# Exercise description
Your copy must hold all of the data below, unchanged and without images.

==============================

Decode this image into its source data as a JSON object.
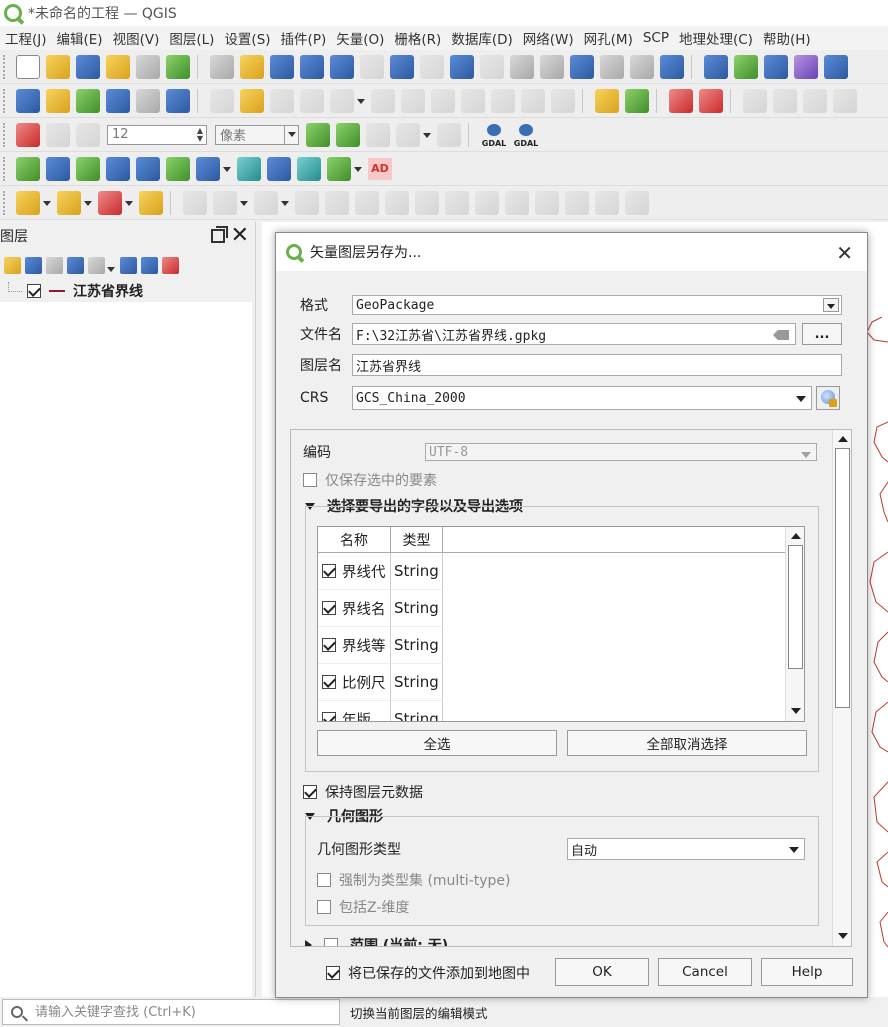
{
  "window": {
    "title": "*未命名的工程 — QGIS"
  },
  "menu": [
    "工程(J)",
    "编辑(E)",
    "视图(V)",
    "图层(L)",
    "设置(S)",
    "插件(P)",
    "矢量(O)",
    "栅格(R)",
    "数据库(D)",
    "网络(W)",
    "网孔(M)",
    "SCP",
    "地理处理(C)",
    "帮助(H)"
  ],
  "toolbar": {
    "snap_tolerance": "12",
    "snap_unit": "像素",
    "gdal_label": "GDAL",
    "ad_label": "AD"
  },
  "layers_panel": {
    "title": "图层",
    "layers": [
      {
        "name": "江苏省界线",
        "checked": true,
        "symbol_color": "#8b1c2c"
      }
    ]
  },
  "dialog": {
    "title": "矢量图层另存为...",
    "format_label": "格式",
    "format_value": "GeoPackage",
    "filename_label": "文件名",
    "filename_value": "F:\\32江苏省\\江苏省界线.gpkg",
    "browse_label": "...",
    "layername_label": "图层名",
    "layername_value": "江苏省界线",
    "crs_label": "CRS",
    "crs_value": "GCS_China_2000",
    "encoding_label": "编码",
    "encoding_value": "UTF-8",
    "save_selected_label": "仅保存选中的要素",
    "fields_section": "选择要导出的字段以及导出选项",
    "fields_table": {
      "col_name": "名称",
      "col_type": "类型",
      "rows": [
        {
          "name": "界线代",
          "type": "String",
          "checked": true
        },
        {
          "name": "界线名",
          "type": "String",
          "checked": true
        },
        {
          "name": "界线等",
          "type": "String",
          "checked": true
        },
        {
          "name": "比例尺",
          "type": "String",
          "checked": true
        },
        {
          "name": "年版",
          "type": "String",
          "checked": true
        }
      ]
    },
    "select_all": "全选",
    "deselect_all": "全部取消选择",
    "persist_metadata_label": "保持图层元数据",
    "geometry_section": "几何图形",
    "geometry_type_label": "几何图形类型",
    "geometry_type_value": "自动",
    "force_multi_label": "强制为类型集 (multi-type)",
    "include_z_label": "包括Z-维度",
    "extent_section": "范围 (当前: 无)",
    "add_to_map_label": "将已保存的文件添加到地图中",
    "ok": "OK",
    "cancel": "Cancel",
    "help": "Help"
  },
  "status": {
    "locator_placeholder": "请输入关键字查找 (Ctrl+K)",
    "message": "切换当前图层的编辑模式"
  },
  "colors": {
    "accent_green": "#6ab04c",
    "layer_line": "#8b1c2c",
    "map_boundary": "#c0392b"
  }
}
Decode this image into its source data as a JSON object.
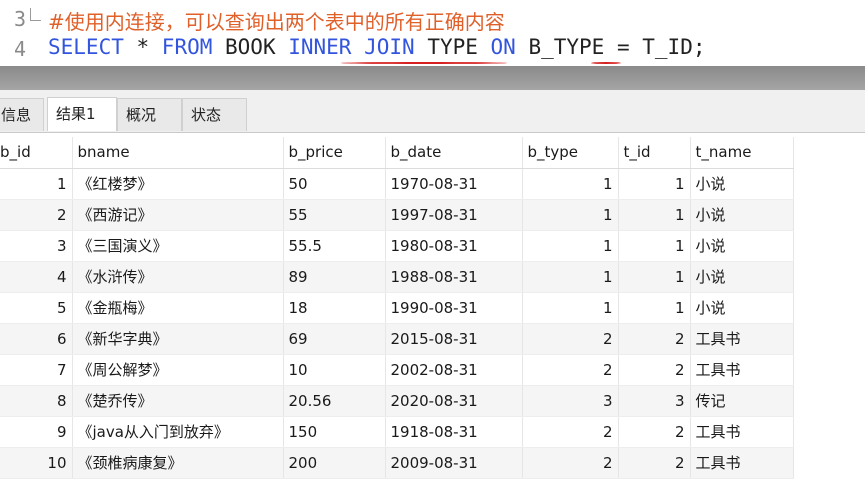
{
  "editor": {
    "lines": [
      {
        "number": "3",
        "comment": "#使用内连接，可以查询出两个表中的所有正确内容"
      },
      {
        "number": "4",
        "tokens": {
          "select": "SELECT",
          "star": " * ",
          "from": "FROM",
          "book": " BOOK ",
          "inner_join": "INNER JOIN",
          "type": " TYPE ",
          "on": "ON",
          "cond": " B_TYPE = T_ID;"
        }
      }
    ]
  },
  "tabs": [
    {
      "label": "信息",
      "active": false
    },
    {
      "label": "结果1",
      "active": true
    },
    {
      "label": "概况",
      "active": false
    },
    {
      "label": "状态",
      "active": false
    }
  ],
  "grid": {
    "columns": [
      "b_id",
      "bname",
      "b_price",
      "b_date",
      "b_type",
      "t_id",
      "t_name"
    ],
    "rows": [
      [
        "1",
        "《红楼梦》",
        "50",
        "1970-08-31",
        "1",
        "1",
        "小说"
      ],
      [
        "2",
        "《西游记》",
        "55",
        "1997-08-31",
        "1",
        "1",
        "小说"
      ],
      [
        "3",
        "《三国演义》",
        "55.5",
        "1980-08-31",
        "1",
        "1",
        "小说"
      ],
      [
        "4",
        "《水浒传》",
        "89",
        "1988-08-31",
        "1",
        "1",
        "小说"
      ],
      [
        "5",
        "《金瓶梅》",
        "18",
        "1990-08-31",
        "1",
        "1",
        "小说"
      ],
      [
        "6",
        "《新华字典》",
        "69",
        "2015-08-31",
        "2",
        "2",
        "工具书"
      ],
      [
        "7",
        "《周公解梦》",
        "10",
        "2002-08-31",
        "2",
        "2",
        "工具书"
      ],
      [
        "8",
        "《楚乔传》",
        "20.56",
        "2020-08-31",
        "3",
        "3",
        "传记"
      ],
      [
        "9",
        "《java从入门到放弃》",
        "150",
        "1918-08-31",
        "2",
        "2",
        "工具书"
      ],
      [
        "10",
        "《颈椎病康复》",
        "200",
        "2009-08-31",
        "2",
        "2",
        "工具书"
      ]
    ]
  },
  "colors": {
    "keyword": "#3355dd",
    "comment": "#e0602a",
    "underline": "#d62020"
  }
}
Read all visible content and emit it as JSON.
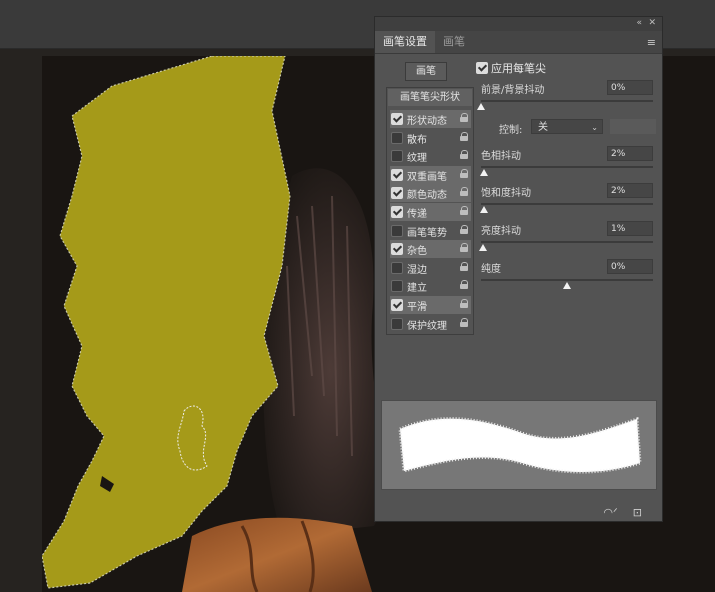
{
  "panel": {
    "tabs": [
      "画笔设置",
      "画笔"
    ],
    "preset_button": "画笔",
    "tip_shape_label": "画笔笔尖形状",
    "items": [
      {
        "label": "形状动态",
        "checked": true,
        "selected": true
      },
      {
        "label": "散布",
        "checked": false,
        "selected": false
      },
      {
        "label": "纹理",
        "checked": false,
        "selected": false
      },
      {
        "label": "双重画笔",
        "checked": true,
        "selected": true
      },
      {
        "label": "颜色动态",
        "checked": true,
        "selected": true
      },
      {
        "label": "传递",
        "checked": true,
        "selected": true
      },
      {
        "label": "画笔笔势",
        "checked": false,
        "selected": false
      },
      {
        "label": "杂色",
        "checked": true,
        "selected": true
      },
      {
        "label": "湿边",
        "checked": false,
        "selected": false
      },
      {
        "label": "建立",
        "checked": false,
        "selected": false
      },
      {
        "label": "平滑",
        "checked": true,
        "selected": true
      },
      {
        "label": "保护纹理",
        "checked": false,
        "selected": false
      }
    ],
    "apply_per_tip": {
      "label": "应用每笔尖",
      "checked": true
    },
    "params": [
      {
        "label": "前景/背景抖动",
        "value": "0%",
        "fraction": 0.0
      },
      {
        "label": "色相抖动",
        "value": "2%",
        "fraction": 0.02
      },
      {
        "label": "饱和度抖动",
        "value": "2%",
        "fraction": 0.02
      },
      {
        "label": "亮度抖动",
        "value": "1%",
        "fraction": 0.01
      },
      {
        "label": "纯度",
        "value": "0%",
        "fraction": 0.5
      }
    ],
    "control": {
      "label": "控制:",
      "value": "关"
    }
  },
  "colors": {
    "paint": "#a59a19",
    "panel_bg": "#535353",
    "preview_bg": "#777777"
  }
}
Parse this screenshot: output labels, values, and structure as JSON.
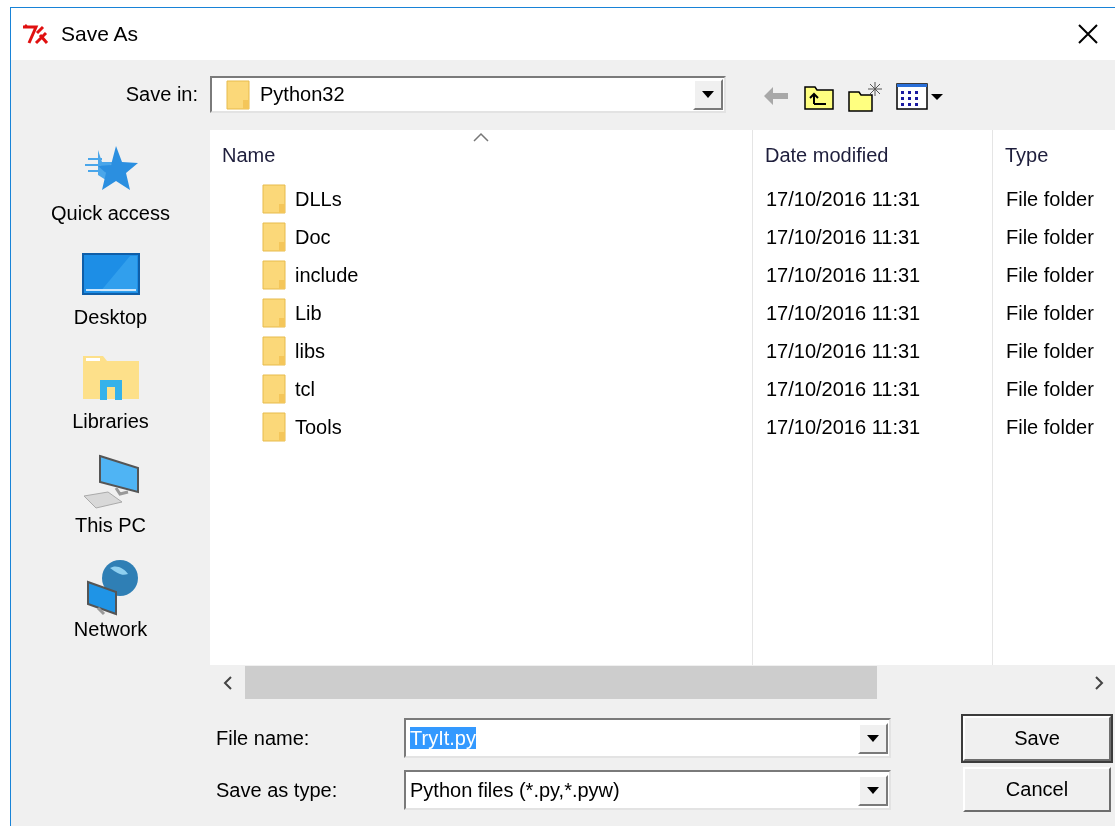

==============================

# Solution
Decode this image into its source data as a JSON object.
{
  "window": {
    "title": "*未命名的工程 — QGIS"
  },
  "menu": [
    "工程(J)",
    "编辑(E)",
    "视图(V)",
    "图层(L)",
    "设置(S)",
    "插件(P)",
    "矢量(O)",
    "栅格(R)",
    "数据库(D)",
    "网络(W)",
    "网孔(M)",
    "SCP",
    "地理处理(C)",
    "帮助(H)"
  ],
  "toolbar": {
    "snap_tolerance": "12",
    "snap_unit": "像素",
    "gdal_label": "GDAL",
    "ad_label": "AD"
  },
  "layers_panel": {
    "title": "图层",
    "layers": [
      {
        "name": "江苏省界线",
        "checked": true,
        "symbol_color": "#8b1c2c"
      }
    ]
  },
  "dialog": {
    "title": "矢量图层另存为...",
    "format_label": "格式",
    "format_value": "GeoPackage",
    "filename_label": "文件名",
    "filename_value": "F:\\32江苏省\\江苏省界线.gpkg",
    "browse_label": "...",
    "layername_label": "图层名",
    "layername_value": "江苏省界线",
    "crs_label": "CRS",
    "crs_value": "GCS_China_2000",
    "encoding_label": "编码",
    "encoding_value": "UTF-8",
    "save_selected_label": "仅保存选中的要素",
    "fields_section": "选择要导出的字段以及导出选项",
    "fields_table": {
      "col_name": "名称",
      "col_type": "类型",
      "rows": [
        {
          "name": "界线代",
          "type": "String",
          "checked": true
        },
        {
          "name": "界线名",
          "type": "String",
          "checked": true
        },
        {
          "name": "界线等",
          "type": "String",
          "checked": true
        },
        {
          "name": "比例尺",
          "type": "String",
          "checked": true
        },
        {
          "name": "年版",
          "type": "String",
          "checked": true
        }
      ]
    },
    "select_all": "全选",
    "deselect_all": "全部取消选择",
    "persist_metadata_label": "保持图层元数据",
    "geometry_section": "几何图形",
    "geometry_type_label": "几何图形类型",
    "geometry_type_value": "自动",
    "force_multi_label": "强制为类型集 (multi-type)",
    "include_z_label": "包括Z-维度",
    "extent_section": "范围 (当前: 无)",
    "add_to_map_label": "将已保存的文件添加到地图中",
    "ok": "OK",
    "cancel": "Cancel",
    "help": "Help"
  },
  "status": {
    "locator_placeholder": "请输入关键字查找 (Ctrl+K)",
    "message": "切换当前图层的编辑模式"
  },
  "colors": {
    "accent_green": "#6ab04c",
    "layer_line": "#8b1c2c",
    "map_boundary": "#c0392b"
  }
}
Decode this image into its source data as a JSON object.
{
  "editor": {
    "lines": [
      {
        "number": "3",
        "comment": "#使用内连接，可以查询出两个表中的所有正确内容"
      },
      {
        "number": "4",
        "tokens": {
          "select": "SELECT",
          "star": " * ",
          "from": "FROM",
          "book": " BOOK ",
          "inner_join": "INNER JOIN",
          "type": " TYPE ",
          "on": "ON",
          "cond": " B_TYPE = T_ID;"
        }
      }
    ]
  },
  "tabs": [
    {
      "label": "信息",
      "active": false
    },
    {
      "label": "结果1",
      "active": true
    },
    {
      "label": "概况",
      "active": false
    },
    {
      "label": "状态",
      "active": false
    }
  ],
  "grid": {
    "columns": [
      "b_id",
      "bname",
      "b_price",
      "b_date",
      "b_type",
      "t_id",
      "t_name"
    ],
    "rows": [
      [
        "1",
        "《红楼梦》",
        "50",
        "1970-08-31",
        "1",
        "1",
        "小说"
      ],
      [
        "2",
        "《西游记》",
        "55",
        "1997-08-31",
        "1",
        "1",
        "小说"
      ],
      [
        "3",
        "《三国演义》",
        "55.5",
        "1980-08-31",
        "1",
        "1",
        "小说"
      ],
      [
        "4",
        "《水浒传》",
        "89",
        "1988-08-31",
        "1",
        "1",
        "小说"
      ],
      [
        "5",
        "《金瓶梅》",
        "18",
        "1990-08-31",
        "1",
        "1",
        "小说"
      ],
      [
        "6",
        "《新华字典》",
        "69",
        "2015-08-31",
        "2",
        "2",
        "工具书"
      ],
      [
        "7",
        "《周公解梦》",
        "10",
        "2002-08-31",
        "2",
        "2",
        "工具书"
      ],
      [
        "8",
        "《楚乔传》",
        "20.56",
        "2020-08-31",
        "3",
        "3",
        "传记"
      ],
      [
        "9",
        "《java从入门到放弃》",
        "150",
        "1918-08-31",
        "2",
        "2",
        "工具书"
      ],
      [
        "10",
        "《颈椎病康复》",
        "200",
        "2009-08-31",
        "2",
        "2",
        "工具书"
      ]
    ]
  },
  "colors": {
    "keyword": "#3355dd",
    "comment": "#e0602a",
    "underline": "#d62020"
  }
}
Read all visible content and emit it as JSON.
{
  "panel": {
    "tabs": [
      "画笔设置",
      "画笔"
    ],
    "preset_button": "画笔",
    "tip_shape_label": "画笔笔尖形状",
    "items": [
      {
        "label": "形状动态",
        "checked": true,
        "selected": true
      },
      {
        "label": "散布",
        "checked": false,
        "selected": false
      },
      {
        "label": "纹理",
        "checked": false,
        "selected": false
      },
      {
        "label": "双重画笔",
        "checked": true,
        "selected": true
      },
      {
        "label": "颜色动态",
        "checked": true,
        "selected": true
      },
      {
        "label": "传递",
        "checked": true,
        "selected": true
      },
      {
        "label": "画笔笔势",
        "checked": false,
        "selected": false
      },
      {
        "label": "杂色",
        "checked": true,
        "selected": true
      },
      {
        "label": "湿边",
        "checked": false,
        "selected": false
      },
      {
        "label": "建立",
        "checked": false,
        "selected": false
      },
      {
        "label": "平滑",
        "checked": true,
        "selected": true
      },
      {
        "label": "保护纹理",
        "checked": false,
        "selected": false
      }
    ],
    "apply_per_tip": {
      "label": "应用每笔尖",
      "checked": true
    },
    "params": [
      {
        "label": "前景/背景抖动",
        "value": "0%",
        "fraction": 0.0
      },
      {
        "label": "色相抖动",
        "value": "2%",
        "fraction": 0.02
      },
      {
        "label": "饱和度抖动",
        "value": "2%",
        "fraction": 0.02
      },
      {
        "label": "亮度抖动",
        "value": "1%",
        "fraction": 0.01
      },
      {
        "label": "纯度",
        "value": "0%",
        "fraction": 0.5
      }
    ],
    "control": {
      "label": "控制:",
      "value": "关"
    }
  },
  "colors": {
    "paint": "#a59a19",
    "panel_bg": "#535353",
    "preview_bg": "#777777"
  }
}
Parse this screenshot: output labels, values, and structure as JSON.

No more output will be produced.